The records below are to be output exactly, except for their pictures.

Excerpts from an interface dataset
────────────────────────────────────────

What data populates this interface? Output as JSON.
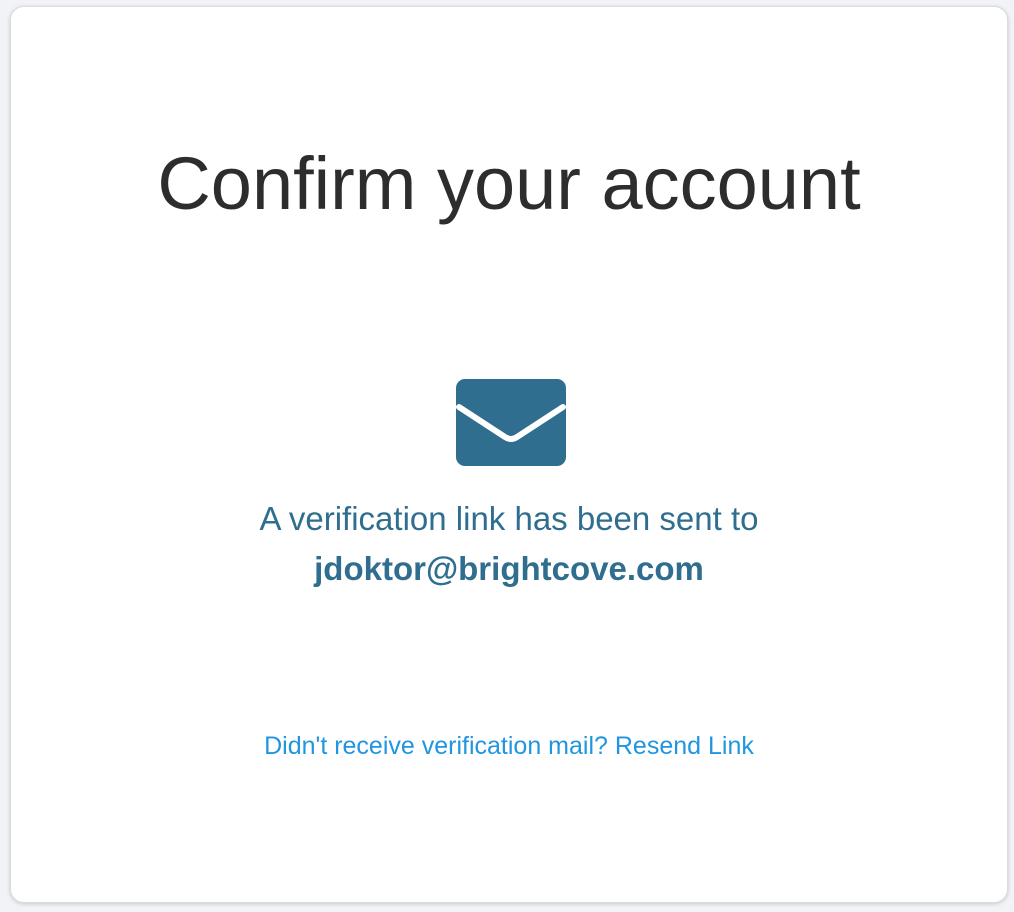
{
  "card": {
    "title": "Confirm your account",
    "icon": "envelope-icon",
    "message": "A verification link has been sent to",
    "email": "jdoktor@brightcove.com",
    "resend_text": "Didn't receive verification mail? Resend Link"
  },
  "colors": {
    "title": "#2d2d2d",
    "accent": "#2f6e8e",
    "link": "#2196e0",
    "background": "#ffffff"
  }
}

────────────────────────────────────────

-- Finished task --
What data populates this interface? Output as JSON.
{
  "card": {
    "title": "Confirm your account",
    "icon": "envelope-icon",
    "message": "A verification link has been sent to",
    "email": "jdoktor@brightcove.com",
    "resend_text": "Didn't receive verification mail? Resend Link"
  },
  "colors": {
    "title": "#2d2d2d",
    "accent": "#2f6e8e",
    "link": "#2196e0",
    "background": "#ffffff"
  }
}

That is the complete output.